We didn't name it then, but we also noticed that $\vv - \proj_{\vu}(\vv)$ is orthogonal to $\vu$. Let's call this $\Perp_{\vu}(\vv)$.

So if we write $W = \span(\vu)$, then $\vw = \proj_{\vu}(\vv)$ is in $W$, $\vw^\perp = \Perp_{\vu}(\vv)$ is in $W^\perp$, and $\vv = \vw + \vw^\perp$. We can do this more generally:

We will show soon that $\Perp_W(\vv)$ is in $W^\perp$.

Note that multiplying $\vu$ by a scalar in the earlier example doesn't change $W$, $\vw$ or $\vw^\perp$. We'll see later that the general definition also doesn't depend on the choice of orthogonal basis.

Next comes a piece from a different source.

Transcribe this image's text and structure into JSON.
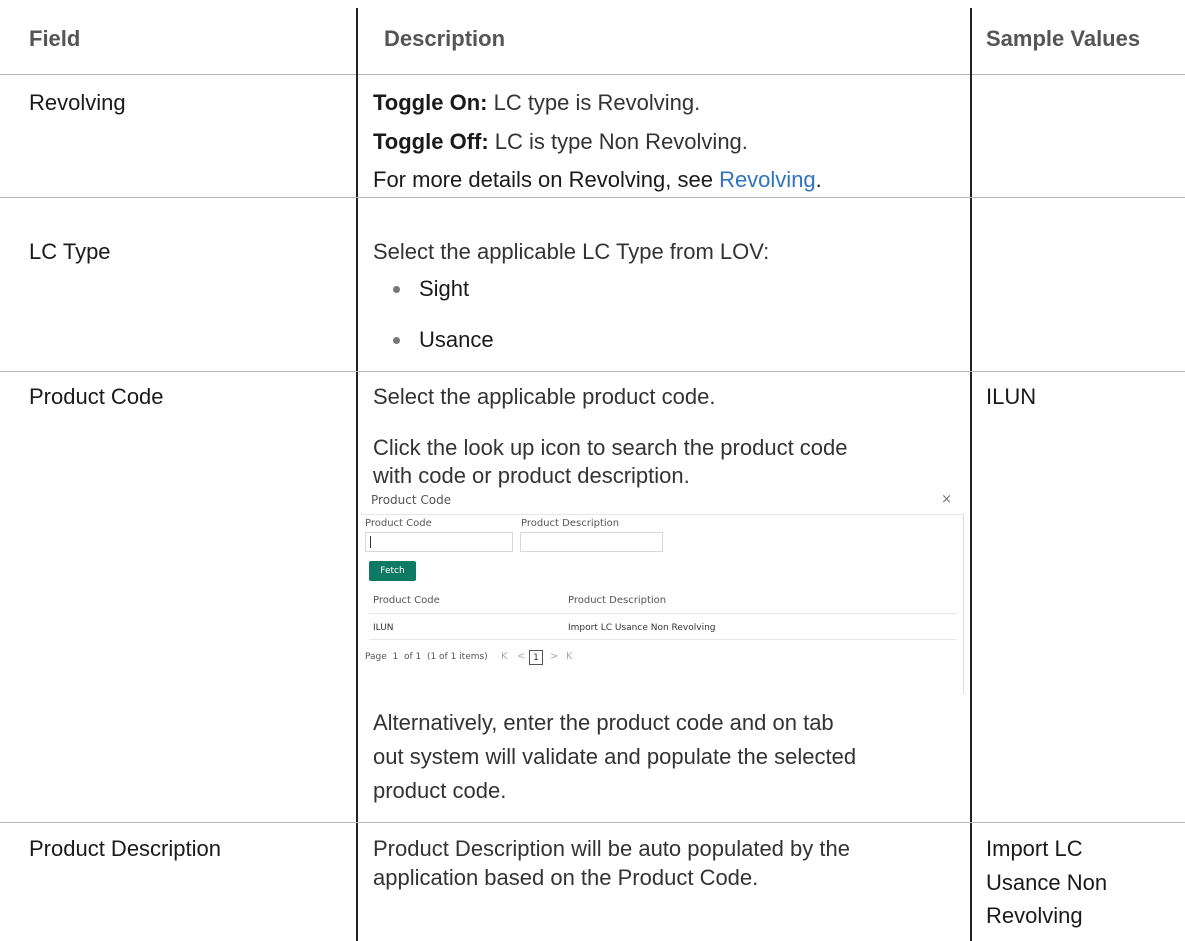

**Example:** Let $W = \span(\vu_1, \vu_2)$, where $\vu_1 = \collll 1 1 0 0$
and $\vu_2 = \collll 0 0 1 1$. Compute $\proj_W(\vv)$ and $\Perp_W(\vv)$,
where $\vv = \collll 1 3 2 4$. On board.

Notice that $\Perp_W(\vv)$ is in $W^\perp$.